■ **Assignment**:
Read through the listing below and return only the lines containing "icon".

=== Section Start ===

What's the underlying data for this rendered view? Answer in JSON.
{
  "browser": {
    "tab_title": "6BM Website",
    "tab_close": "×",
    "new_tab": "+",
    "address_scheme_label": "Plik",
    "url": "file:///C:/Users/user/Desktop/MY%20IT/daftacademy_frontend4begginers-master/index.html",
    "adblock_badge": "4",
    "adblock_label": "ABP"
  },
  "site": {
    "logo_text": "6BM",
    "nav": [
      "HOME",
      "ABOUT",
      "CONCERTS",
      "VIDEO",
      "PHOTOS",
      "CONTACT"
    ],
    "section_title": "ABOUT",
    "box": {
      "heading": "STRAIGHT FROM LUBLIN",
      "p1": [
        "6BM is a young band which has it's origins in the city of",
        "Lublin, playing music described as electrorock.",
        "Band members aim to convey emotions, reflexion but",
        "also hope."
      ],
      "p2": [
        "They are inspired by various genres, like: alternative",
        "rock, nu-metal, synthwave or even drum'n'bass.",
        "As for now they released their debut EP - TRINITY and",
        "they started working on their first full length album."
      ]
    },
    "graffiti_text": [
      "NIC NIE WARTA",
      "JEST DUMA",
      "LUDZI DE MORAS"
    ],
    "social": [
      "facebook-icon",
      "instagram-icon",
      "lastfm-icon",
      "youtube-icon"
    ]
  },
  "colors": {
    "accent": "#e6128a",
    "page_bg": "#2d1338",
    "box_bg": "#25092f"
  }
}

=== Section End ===

■ **Reply to the exercise**:
      "facebook-icon",
      "instagram-icon",
      "lastfm-icon",
      "youtube-icon"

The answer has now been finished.